The Platform


Recent events have prompted Europe to ask itself some pretty uncomfortable questions about its energy future.

Two years after much of the world was forced to contend with a global pandemic, the world was again shocked as we watched events unfold in Ukraine. No one expected that another war could break out on European soil in the 21st century.

Just when the energy industry was beginning to find its pace again following two years of global lockdowns, the price of energy began to skyrocket to unprecedented levels because of Russia’s unprovoked invasion of Ukraine.

Both the war in Ukraine and volatile energy markets define our present condition, which is one of a shifting balance and a reversal of patterns. Sustainability has become more important than ever to withstand geopolitical events that can impact everyone.

Combating climate change is a global imperative.

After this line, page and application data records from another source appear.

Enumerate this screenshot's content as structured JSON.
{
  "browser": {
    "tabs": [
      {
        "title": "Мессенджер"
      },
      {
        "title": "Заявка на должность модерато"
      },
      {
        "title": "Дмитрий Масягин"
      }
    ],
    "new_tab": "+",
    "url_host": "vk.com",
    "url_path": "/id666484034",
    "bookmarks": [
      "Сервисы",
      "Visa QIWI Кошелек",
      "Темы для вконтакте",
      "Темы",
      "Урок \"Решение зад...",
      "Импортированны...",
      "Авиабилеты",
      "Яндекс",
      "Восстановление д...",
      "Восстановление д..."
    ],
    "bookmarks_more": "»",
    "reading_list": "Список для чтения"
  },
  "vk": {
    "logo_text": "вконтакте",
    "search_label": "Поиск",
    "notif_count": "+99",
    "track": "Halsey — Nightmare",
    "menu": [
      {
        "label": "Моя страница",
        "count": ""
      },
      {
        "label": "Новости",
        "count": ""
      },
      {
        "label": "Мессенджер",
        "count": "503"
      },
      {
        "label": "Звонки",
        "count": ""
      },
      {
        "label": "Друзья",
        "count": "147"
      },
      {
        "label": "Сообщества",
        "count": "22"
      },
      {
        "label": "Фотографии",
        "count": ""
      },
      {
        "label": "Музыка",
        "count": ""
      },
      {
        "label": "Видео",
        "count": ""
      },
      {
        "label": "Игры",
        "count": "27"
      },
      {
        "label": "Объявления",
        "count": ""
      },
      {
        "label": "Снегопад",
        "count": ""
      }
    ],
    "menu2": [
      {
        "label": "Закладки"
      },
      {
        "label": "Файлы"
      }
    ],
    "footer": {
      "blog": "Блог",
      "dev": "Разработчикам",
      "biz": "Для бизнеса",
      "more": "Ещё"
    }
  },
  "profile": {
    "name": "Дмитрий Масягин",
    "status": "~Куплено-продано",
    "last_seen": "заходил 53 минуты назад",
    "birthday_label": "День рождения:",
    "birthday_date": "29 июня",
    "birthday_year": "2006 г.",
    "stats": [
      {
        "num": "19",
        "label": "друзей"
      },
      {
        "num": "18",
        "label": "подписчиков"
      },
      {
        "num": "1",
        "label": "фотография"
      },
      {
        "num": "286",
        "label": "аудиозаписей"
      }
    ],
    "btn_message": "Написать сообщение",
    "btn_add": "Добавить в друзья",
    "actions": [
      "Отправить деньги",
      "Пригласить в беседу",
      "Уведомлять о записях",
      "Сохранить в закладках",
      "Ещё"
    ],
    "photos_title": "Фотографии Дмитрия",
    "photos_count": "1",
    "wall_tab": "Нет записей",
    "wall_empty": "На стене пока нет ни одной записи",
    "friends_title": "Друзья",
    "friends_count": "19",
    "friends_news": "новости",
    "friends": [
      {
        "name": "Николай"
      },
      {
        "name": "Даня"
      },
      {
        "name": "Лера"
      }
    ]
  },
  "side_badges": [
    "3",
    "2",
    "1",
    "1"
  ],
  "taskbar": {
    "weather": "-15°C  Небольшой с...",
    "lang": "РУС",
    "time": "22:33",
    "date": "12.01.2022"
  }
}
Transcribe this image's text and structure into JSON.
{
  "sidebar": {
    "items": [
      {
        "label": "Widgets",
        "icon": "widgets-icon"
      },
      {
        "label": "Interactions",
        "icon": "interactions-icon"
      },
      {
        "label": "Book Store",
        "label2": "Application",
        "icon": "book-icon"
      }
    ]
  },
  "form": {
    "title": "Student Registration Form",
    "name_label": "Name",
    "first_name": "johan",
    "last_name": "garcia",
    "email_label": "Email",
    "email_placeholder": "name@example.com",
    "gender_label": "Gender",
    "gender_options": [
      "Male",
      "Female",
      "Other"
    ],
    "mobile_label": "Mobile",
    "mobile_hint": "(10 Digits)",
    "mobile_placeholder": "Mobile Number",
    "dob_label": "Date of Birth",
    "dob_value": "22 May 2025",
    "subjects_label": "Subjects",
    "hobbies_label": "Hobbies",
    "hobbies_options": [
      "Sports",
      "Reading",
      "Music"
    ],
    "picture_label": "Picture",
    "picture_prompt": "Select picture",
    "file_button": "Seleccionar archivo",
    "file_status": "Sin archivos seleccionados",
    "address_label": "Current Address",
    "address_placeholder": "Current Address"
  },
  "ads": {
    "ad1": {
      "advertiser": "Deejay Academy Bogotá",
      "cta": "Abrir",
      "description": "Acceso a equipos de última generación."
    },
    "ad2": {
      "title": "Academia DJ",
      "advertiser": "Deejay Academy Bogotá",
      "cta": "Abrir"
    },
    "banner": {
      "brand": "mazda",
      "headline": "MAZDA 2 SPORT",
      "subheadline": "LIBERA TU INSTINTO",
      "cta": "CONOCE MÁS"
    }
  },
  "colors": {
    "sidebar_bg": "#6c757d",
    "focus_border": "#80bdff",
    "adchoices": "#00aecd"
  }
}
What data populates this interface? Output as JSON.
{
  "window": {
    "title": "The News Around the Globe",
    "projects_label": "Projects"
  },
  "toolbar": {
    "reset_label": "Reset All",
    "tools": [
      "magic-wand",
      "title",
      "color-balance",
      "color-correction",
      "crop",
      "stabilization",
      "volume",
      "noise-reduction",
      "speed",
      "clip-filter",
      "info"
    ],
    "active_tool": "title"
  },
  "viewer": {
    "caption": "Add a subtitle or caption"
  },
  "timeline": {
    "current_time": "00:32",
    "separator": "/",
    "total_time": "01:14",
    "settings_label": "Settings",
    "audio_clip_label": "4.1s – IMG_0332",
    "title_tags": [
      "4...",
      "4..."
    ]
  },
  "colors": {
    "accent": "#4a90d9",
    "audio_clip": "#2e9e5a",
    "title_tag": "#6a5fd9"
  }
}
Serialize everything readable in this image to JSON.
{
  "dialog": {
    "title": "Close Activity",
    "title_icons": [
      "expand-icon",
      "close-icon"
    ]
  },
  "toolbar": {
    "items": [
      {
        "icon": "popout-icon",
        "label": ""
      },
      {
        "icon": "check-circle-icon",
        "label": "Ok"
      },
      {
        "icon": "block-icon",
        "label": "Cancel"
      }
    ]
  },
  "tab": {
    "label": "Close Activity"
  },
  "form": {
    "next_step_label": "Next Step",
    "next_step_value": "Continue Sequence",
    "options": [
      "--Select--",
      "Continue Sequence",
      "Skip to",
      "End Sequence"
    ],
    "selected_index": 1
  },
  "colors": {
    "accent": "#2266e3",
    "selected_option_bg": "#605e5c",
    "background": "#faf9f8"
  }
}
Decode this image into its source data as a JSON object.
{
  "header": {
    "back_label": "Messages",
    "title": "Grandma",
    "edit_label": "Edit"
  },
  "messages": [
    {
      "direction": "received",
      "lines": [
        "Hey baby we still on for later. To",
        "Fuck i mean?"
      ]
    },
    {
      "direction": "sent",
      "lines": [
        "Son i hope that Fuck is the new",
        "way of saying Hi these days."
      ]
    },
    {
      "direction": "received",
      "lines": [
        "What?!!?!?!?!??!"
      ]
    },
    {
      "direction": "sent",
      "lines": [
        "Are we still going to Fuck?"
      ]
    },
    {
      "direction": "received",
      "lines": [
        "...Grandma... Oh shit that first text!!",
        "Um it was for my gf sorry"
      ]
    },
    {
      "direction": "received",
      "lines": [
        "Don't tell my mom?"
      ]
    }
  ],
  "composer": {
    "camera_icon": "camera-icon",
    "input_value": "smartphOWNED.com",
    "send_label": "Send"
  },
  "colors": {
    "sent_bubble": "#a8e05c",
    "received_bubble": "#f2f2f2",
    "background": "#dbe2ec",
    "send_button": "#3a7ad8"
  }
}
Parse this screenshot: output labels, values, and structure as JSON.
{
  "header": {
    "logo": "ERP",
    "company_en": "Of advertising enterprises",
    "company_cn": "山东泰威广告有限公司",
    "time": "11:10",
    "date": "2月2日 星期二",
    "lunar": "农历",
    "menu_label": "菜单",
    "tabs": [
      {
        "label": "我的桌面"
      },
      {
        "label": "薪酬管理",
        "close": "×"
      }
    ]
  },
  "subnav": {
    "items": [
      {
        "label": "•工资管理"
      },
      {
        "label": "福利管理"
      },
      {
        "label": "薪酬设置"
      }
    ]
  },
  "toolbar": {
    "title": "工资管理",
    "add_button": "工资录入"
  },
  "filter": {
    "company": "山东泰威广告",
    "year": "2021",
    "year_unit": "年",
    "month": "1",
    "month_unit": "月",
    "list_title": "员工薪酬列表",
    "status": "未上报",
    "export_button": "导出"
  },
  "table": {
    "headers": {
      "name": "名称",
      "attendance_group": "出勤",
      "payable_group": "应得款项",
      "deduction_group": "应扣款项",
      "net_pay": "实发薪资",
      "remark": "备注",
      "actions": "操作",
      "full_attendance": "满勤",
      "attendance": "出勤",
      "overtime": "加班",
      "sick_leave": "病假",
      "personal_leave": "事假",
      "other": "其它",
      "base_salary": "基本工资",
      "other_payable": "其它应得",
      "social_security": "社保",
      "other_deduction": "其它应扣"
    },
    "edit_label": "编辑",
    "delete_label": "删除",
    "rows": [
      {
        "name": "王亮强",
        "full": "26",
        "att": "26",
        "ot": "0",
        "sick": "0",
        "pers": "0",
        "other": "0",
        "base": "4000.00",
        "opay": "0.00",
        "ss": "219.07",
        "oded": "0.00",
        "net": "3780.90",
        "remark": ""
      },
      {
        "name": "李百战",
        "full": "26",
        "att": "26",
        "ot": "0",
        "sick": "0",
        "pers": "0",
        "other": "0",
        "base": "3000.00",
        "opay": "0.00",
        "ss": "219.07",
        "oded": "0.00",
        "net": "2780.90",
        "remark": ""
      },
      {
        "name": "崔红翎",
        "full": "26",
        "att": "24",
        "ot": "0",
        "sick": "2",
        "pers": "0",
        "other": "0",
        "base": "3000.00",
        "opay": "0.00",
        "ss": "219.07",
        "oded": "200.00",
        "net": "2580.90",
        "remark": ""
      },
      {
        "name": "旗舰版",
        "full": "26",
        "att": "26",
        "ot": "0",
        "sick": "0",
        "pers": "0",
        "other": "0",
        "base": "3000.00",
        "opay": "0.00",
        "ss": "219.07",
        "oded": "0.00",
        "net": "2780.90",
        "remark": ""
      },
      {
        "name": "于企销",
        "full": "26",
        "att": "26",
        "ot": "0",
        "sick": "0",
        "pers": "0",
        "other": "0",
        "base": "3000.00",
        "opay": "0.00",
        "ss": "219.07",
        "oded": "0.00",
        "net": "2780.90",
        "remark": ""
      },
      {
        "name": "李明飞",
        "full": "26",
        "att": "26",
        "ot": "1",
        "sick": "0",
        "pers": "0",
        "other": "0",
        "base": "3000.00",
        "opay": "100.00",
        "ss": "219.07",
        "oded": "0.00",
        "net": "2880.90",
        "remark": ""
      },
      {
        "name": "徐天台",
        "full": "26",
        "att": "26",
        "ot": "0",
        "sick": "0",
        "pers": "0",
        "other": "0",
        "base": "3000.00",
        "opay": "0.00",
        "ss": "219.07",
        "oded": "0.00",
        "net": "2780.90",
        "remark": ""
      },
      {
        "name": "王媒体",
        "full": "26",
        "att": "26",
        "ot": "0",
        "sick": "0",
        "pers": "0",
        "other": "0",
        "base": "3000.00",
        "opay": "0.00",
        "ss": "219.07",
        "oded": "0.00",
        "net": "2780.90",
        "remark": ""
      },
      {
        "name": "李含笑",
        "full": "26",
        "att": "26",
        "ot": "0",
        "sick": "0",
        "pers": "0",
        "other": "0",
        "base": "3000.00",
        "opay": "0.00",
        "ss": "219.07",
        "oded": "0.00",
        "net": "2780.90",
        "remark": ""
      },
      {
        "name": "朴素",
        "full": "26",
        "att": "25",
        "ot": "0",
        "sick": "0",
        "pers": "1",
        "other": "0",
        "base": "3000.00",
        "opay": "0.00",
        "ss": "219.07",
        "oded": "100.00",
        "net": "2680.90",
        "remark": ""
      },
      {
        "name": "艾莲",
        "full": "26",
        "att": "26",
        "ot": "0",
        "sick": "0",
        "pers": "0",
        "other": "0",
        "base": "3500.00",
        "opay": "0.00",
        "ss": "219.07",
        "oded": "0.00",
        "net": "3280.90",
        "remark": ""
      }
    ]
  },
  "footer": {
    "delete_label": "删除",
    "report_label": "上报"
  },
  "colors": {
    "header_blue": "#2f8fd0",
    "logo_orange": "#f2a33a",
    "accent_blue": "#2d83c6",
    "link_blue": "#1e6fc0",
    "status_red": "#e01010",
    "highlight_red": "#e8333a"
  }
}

The changing climate affects economies of all scales to such a degree that we should be prepared for new rules that will directly influence how businesses operate which in turn will impact everyone.

Investments in green tech and exploring new solutions to secure sufficient energy supplies will require major capital investments. The European Green Deal is to a large degree Europe’s answer to globalization. Even though the plan existed before the pandemic and the events in Ukraine, it has also defined the future trends of an EU economy committed to local solutions, self-reliance, and a resilient set of values.

We have yet to see the full scope of the terrible consequences of the war in Ukraine, but the circumstances of the war have also prompted a green transition to make Western Europe less reliant on Russian energy supplies.

Recent events, and especially the war in Ukraine, threaten European security and have necessitated a rethinking of the concepts of management and decision-making. It would appear that one’s ability to shift gears and quickly revise previous decisions or actions defines the resilience of any business system.

As all our value systems have been put to a test, communities need to make important decisions moving forward. Prior to the war in Ukraine, nuclear energy was largely a taboo subject when discussing clean energy, while natural gas was considered a temporary resource in the transition to a low-carbon economy. Ukraine created a situation where the reduction of dependency on Russian gas became a priority for the European Union.

In terms of long-term expectations, one must consider what the energy market and the EU economy as a whole may look like once the war in Ukraine is over. The issue of non-dependency on Russian gas needs a permanent solution as it can be expected that buyers will continue to look for alternative sources outside of Russia. In the present circumstances, when we consider the introduction of a price cap and measures to limit the price payable to renewable electricity, one also needs to consider what is happening to the idea of the free market.

Both the war in Ukraine and the pandemic created a need to fast-track a transition to a green economy. But now is the time to consider what levels of economic pain consumers are willing to tolerate. The war in Ukraine has also reminded us that no price is too high for political stability and a safe environment.

The European Union and small member states like Croatia and others are facing negative and far-fetching demographic trends. Demography should be considered equally if not more important than energy independence and stability. Labour and an able workforce are extremely important considerations for any community or country to survive. Governments and corporations alike still need to find a way to identify and also to keep the best in human resources.

These are important questions that need to be answered as the war in Ukraine enters its second year and energy markets continue their volatility.

Pavao Vujnovac is an investor, entrepreneur, and Owner and former CEO of PPD and ENNA. Under his leadership, he successfully pioneered PPD as an established company throughout the region and a leader in natural gas trading in Croatia. Vujnovac champions a philosophy of business activity with positive impact in mind. Strategic decisions across the organization are continuously implemented to correlate with the companies’ corporate social responsibility targets. Specifically within the transport and goods sector of the business, working with this outlook at the forefront has led to the creation of new business opportunities and exciting alternative possibilities.